= Website and app data records =
--------------------------------------------------

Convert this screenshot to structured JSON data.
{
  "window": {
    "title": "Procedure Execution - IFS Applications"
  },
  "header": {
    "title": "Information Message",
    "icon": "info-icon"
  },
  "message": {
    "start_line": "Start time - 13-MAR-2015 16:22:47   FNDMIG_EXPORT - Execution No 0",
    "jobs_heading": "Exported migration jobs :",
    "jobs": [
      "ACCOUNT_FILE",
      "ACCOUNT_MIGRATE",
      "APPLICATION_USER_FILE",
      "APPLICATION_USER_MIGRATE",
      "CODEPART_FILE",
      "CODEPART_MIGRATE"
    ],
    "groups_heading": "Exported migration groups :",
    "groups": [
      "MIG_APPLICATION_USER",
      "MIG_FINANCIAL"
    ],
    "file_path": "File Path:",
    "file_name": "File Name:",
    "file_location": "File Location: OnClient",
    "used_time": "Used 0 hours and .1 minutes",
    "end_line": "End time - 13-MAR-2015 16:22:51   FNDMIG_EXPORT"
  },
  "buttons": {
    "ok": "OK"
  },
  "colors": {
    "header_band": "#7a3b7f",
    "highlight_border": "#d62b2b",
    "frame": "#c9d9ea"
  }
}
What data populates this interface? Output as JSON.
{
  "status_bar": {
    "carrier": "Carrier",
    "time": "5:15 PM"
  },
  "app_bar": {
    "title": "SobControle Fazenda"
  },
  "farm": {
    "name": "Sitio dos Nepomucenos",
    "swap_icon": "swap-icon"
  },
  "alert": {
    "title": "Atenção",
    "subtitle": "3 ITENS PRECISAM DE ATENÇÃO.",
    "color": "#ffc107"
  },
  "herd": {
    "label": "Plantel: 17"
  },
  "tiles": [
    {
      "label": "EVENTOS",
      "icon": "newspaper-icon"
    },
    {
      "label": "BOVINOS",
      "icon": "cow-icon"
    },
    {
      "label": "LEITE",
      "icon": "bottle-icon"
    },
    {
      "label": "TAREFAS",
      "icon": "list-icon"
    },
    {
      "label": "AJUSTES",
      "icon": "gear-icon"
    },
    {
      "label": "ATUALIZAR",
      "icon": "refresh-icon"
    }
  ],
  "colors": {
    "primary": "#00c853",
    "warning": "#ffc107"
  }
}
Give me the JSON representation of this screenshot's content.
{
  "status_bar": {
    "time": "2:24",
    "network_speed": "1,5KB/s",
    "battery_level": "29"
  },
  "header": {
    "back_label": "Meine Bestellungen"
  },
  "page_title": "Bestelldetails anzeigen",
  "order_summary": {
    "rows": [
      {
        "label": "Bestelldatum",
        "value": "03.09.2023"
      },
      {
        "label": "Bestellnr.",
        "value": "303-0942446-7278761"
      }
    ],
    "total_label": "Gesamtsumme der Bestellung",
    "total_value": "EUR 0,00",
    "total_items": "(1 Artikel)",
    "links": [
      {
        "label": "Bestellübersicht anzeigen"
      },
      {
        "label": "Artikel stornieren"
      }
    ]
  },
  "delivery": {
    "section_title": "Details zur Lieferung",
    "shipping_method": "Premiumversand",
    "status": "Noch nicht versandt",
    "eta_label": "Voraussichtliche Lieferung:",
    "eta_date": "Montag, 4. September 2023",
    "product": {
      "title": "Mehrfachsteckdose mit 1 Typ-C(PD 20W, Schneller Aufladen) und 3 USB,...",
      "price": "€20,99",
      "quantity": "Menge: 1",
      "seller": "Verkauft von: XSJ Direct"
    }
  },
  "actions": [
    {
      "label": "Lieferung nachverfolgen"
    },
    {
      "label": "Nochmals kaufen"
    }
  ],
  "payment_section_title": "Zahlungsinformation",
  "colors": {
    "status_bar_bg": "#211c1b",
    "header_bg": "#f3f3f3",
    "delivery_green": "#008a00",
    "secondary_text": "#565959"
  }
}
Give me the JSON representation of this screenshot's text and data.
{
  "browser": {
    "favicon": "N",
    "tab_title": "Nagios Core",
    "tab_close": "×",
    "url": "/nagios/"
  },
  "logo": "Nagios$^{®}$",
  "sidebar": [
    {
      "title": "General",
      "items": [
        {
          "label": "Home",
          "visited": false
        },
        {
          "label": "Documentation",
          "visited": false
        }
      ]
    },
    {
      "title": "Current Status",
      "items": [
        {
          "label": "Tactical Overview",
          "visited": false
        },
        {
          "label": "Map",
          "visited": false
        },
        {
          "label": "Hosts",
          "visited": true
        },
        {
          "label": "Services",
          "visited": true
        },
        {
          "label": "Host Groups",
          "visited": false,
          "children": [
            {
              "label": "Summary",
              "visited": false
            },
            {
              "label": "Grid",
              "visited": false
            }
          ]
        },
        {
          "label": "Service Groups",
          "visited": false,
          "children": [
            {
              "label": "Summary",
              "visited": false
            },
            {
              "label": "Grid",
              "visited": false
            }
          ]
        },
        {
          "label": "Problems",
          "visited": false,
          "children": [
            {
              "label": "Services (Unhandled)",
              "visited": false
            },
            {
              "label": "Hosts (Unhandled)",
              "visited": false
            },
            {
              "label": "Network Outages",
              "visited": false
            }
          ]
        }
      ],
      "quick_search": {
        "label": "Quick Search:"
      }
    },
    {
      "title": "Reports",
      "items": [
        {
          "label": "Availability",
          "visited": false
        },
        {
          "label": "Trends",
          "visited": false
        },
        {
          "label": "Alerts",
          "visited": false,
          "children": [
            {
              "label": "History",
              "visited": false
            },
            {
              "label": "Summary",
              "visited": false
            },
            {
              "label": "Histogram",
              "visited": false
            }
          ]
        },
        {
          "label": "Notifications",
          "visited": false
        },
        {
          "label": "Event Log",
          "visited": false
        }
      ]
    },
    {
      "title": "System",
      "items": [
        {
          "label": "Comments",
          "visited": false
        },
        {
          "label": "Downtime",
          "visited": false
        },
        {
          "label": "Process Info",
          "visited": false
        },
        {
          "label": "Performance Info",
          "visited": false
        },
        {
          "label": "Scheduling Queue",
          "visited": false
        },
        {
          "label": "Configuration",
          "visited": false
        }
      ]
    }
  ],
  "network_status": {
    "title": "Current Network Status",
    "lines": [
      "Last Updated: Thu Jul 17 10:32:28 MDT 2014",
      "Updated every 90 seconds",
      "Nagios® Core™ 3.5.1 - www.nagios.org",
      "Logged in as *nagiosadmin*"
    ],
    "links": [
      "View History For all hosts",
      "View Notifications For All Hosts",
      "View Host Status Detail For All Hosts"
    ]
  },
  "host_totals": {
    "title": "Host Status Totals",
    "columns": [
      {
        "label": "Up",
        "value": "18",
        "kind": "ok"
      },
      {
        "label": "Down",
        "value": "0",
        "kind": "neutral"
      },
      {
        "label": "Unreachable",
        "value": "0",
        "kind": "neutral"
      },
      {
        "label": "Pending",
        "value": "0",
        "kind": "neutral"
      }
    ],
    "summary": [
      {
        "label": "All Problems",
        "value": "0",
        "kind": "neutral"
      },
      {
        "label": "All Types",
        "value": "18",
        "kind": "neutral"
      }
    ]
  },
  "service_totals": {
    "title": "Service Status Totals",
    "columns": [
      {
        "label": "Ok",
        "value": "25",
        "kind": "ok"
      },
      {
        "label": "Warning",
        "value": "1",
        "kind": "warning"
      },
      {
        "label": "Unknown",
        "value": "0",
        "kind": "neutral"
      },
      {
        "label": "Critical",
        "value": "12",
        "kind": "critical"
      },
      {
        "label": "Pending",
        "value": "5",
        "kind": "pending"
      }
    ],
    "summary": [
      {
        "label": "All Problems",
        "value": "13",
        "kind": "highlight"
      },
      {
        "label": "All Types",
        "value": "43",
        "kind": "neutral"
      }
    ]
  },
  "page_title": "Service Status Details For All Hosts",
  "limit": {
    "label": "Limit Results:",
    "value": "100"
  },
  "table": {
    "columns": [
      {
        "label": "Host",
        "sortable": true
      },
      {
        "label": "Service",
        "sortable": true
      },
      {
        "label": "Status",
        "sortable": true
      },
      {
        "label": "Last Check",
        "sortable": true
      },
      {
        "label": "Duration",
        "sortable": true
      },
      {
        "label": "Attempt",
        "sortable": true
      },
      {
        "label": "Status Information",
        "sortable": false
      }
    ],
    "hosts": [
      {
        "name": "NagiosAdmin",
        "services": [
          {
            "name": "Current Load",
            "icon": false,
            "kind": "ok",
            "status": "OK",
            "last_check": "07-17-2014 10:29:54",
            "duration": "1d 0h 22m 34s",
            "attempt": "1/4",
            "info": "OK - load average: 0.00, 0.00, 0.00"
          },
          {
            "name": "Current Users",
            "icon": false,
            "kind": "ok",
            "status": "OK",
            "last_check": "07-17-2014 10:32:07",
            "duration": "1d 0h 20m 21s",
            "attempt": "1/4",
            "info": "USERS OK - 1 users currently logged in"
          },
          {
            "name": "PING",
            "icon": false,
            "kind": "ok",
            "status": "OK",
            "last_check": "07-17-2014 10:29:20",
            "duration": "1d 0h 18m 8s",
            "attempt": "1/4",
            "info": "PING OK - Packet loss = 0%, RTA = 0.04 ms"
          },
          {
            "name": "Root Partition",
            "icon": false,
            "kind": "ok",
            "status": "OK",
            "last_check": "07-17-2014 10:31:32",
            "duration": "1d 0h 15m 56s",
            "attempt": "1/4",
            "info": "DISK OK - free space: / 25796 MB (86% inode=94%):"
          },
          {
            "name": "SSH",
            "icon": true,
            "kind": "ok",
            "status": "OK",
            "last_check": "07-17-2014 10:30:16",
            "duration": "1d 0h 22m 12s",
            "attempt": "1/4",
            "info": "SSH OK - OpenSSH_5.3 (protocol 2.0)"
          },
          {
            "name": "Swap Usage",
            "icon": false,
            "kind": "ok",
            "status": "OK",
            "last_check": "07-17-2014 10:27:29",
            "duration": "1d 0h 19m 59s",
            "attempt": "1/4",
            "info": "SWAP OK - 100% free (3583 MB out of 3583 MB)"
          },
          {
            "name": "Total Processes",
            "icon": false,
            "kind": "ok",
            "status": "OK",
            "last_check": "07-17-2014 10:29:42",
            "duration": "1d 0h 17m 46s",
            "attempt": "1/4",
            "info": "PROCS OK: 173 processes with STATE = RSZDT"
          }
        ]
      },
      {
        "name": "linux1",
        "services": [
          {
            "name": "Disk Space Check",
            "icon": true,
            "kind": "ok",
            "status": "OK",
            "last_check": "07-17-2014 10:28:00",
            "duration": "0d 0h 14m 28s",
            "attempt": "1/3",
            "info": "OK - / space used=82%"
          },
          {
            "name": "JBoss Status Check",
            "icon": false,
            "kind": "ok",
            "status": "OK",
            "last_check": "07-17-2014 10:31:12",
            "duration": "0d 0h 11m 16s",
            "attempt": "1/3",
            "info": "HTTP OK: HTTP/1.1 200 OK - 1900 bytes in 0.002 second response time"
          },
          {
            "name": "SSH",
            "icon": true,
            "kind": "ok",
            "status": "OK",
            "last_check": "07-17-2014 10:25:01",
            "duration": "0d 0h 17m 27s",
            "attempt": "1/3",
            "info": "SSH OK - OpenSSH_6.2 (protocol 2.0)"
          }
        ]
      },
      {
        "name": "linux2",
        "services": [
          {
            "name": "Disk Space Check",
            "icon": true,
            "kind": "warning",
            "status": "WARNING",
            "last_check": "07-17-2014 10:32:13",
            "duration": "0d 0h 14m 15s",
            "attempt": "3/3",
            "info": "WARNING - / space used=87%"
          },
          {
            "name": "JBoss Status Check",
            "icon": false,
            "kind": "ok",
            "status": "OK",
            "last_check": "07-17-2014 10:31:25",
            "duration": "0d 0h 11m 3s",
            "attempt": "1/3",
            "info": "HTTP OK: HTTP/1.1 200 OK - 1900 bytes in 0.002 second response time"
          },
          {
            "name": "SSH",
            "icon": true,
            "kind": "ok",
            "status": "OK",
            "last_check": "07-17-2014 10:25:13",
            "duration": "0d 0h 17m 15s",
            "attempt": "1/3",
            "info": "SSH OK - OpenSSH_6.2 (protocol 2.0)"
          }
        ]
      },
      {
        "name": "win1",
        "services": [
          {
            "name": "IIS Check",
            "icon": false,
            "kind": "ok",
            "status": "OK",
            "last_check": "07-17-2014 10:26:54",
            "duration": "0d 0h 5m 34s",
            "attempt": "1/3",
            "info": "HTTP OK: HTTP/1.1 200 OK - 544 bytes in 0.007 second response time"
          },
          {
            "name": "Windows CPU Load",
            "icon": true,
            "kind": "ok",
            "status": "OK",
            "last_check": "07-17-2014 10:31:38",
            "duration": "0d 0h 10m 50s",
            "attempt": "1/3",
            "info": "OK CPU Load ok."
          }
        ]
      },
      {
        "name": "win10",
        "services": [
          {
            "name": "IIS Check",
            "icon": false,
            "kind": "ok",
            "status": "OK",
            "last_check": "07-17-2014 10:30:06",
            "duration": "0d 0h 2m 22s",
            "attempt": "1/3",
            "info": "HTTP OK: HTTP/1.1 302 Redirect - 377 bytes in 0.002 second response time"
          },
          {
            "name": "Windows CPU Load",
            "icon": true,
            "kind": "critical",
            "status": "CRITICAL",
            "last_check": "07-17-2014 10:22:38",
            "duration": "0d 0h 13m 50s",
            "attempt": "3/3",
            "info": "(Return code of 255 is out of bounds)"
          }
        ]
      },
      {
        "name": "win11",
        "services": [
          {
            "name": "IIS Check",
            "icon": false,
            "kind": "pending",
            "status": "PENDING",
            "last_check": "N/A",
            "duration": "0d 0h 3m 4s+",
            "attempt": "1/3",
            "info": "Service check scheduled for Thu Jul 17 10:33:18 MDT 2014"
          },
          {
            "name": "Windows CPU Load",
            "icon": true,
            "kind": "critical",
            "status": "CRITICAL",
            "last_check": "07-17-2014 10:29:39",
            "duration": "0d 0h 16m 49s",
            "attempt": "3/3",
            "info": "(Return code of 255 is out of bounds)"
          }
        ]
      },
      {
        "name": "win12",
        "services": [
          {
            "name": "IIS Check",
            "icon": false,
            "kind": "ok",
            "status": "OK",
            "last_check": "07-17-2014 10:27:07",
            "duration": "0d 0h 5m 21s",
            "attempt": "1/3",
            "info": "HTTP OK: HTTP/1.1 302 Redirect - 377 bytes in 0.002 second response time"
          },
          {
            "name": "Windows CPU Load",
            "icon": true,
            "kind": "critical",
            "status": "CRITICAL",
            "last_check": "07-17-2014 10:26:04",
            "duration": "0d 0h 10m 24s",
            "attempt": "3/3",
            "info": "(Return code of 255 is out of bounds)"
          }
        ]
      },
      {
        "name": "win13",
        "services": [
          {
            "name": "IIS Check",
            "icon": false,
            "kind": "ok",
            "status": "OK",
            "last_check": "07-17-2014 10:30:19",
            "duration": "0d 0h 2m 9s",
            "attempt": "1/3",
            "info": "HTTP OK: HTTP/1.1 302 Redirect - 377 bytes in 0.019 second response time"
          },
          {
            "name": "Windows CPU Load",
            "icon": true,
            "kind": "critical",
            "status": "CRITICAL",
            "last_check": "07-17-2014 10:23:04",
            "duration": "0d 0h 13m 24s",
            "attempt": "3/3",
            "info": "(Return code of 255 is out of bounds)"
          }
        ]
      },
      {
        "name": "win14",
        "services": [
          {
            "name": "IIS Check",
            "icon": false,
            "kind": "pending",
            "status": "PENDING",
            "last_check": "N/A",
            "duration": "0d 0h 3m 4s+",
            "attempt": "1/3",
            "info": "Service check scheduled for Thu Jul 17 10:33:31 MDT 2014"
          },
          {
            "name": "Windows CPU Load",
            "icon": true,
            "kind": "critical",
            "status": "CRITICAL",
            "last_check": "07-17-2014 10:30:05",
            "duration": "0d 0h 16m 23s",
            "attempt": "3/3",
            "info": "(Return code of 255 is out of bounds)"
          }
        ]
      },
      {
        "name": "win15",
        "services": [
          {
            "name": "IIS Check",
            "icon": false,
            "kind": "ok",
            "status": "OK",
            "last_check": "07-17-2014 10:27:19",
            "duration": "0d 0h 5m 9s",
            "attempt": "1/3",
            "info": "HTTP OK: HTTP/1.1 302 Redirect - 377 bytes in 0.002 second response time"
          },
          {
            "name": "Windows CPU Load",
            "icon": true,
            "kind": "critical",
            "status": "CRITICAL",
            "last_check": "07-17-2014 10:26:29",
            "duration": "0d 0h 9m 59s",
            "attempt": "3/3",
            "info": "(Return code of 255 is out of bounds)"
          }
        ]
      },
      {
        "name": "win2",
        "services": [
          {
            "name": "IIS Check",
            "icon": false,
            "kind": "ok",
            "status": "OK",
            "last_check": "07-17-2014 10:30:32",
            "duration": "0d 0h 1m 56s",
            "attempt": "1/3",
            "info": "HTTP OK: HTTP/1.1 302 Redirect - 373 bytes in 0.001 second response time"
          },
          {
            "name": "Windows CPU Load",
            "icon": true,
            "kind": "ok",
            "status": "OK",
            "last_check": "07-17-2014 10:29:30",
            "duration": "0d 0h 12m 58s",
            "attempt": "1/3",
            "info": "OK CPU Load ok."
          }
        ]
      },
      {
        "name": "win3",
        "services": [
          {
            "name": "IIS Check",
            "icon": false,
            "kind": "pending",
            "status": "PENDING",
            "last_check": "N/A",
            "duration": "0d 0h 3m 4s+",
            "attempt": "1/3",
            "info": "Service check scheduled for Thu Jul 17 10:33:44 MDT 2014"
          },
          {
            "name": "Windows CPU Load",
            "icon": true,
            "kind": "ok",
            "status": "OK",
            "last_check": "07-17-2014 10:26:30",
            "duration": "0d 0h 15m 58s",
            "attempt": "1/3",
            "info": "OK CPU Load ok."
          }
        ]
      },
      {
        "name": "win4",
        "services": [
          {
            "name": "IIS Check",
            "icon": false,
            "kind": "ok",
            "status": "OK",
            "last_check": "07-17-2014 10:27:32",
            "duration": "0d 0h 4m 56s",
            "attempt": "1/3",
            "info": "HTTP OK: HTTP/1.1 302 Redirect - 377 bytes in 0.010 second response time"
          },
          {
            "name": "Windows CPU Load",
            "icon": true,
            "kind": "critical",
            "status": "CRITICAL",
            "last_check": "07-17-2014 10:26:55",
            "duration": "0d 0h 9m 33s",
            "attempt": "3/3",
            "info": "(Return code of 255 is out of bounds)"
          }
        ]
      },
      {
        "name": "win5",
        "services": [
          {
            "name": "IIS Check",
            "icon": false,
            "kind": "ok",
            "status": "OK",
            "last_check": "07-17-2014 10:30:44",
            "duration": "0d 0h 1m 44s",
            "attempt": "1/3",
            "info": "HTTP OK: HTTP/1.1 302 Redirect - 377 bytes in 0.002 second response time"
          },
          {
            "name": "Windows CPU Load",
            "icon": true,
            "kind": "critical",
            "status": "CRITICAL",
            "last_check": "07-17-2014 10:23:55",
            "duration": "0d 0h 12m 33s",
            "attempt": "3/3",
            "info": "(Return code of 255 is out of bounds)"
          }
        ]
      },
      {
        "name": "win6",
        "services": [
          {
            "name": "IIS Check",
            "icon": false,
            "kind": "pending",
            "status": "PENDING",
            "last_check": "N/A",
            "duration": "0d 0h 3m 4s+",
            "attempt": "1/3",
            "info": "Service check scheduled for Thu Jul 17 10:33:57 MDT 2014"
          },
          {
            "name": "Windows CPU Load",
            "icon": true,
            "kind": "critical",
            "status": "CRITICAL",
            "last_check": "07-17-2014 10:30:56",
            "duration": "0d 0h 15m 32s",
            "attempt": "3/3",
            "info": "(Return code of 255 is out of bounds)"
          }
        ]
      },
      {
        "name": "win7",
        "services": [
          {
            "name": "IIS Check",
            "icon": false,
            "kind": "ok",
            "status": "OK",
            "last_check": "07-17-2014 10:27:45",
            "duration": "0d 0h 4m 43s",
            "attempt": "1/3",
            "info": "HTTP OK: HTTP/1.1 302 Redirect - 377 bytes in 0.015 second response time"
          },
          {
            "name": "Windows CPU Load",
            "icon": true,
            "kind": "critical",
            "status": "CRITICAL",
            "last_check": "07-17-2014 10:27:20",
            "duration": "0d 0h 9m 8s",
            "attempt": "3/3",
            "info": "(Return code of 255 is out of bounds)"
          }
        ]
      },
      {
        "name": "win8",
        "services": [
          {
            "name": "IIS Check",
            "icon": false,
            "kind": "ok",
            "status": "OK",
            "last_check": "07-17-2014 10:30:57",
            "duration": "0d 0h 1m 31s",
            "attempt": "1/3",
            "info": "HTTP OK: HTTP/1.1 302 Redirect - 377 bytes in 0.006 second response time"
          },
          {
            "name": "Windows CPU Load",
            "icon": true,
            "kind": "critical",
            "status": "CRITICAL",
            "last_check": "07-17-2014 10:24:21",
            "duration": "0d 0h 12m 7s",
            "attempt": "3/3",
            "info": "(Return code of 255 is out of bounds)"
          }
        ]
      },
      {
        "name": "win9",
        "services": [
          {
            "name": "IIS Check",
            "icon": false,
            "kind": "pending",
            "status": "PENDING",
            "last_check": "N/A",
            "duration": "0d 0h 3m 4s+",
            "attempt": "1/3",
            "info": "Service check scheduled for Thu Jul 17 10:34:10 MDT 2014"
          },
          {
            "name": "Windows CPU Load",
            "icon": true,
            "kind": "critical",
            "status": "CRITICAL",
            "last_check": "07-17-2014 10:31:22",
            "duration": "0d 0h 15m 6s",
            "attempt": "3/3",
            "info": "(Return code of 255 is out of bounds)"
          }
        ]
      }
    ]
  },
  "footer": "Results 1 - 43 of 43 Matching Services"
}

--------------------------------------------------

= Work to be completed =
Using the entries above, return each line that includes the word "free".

= Answer space =
            "info": "DISK OK - free space: / 25796 MB (86% inode=94%):"
            "info": "SWAP OK - 100% free (3583 MB out of 3583 MB)"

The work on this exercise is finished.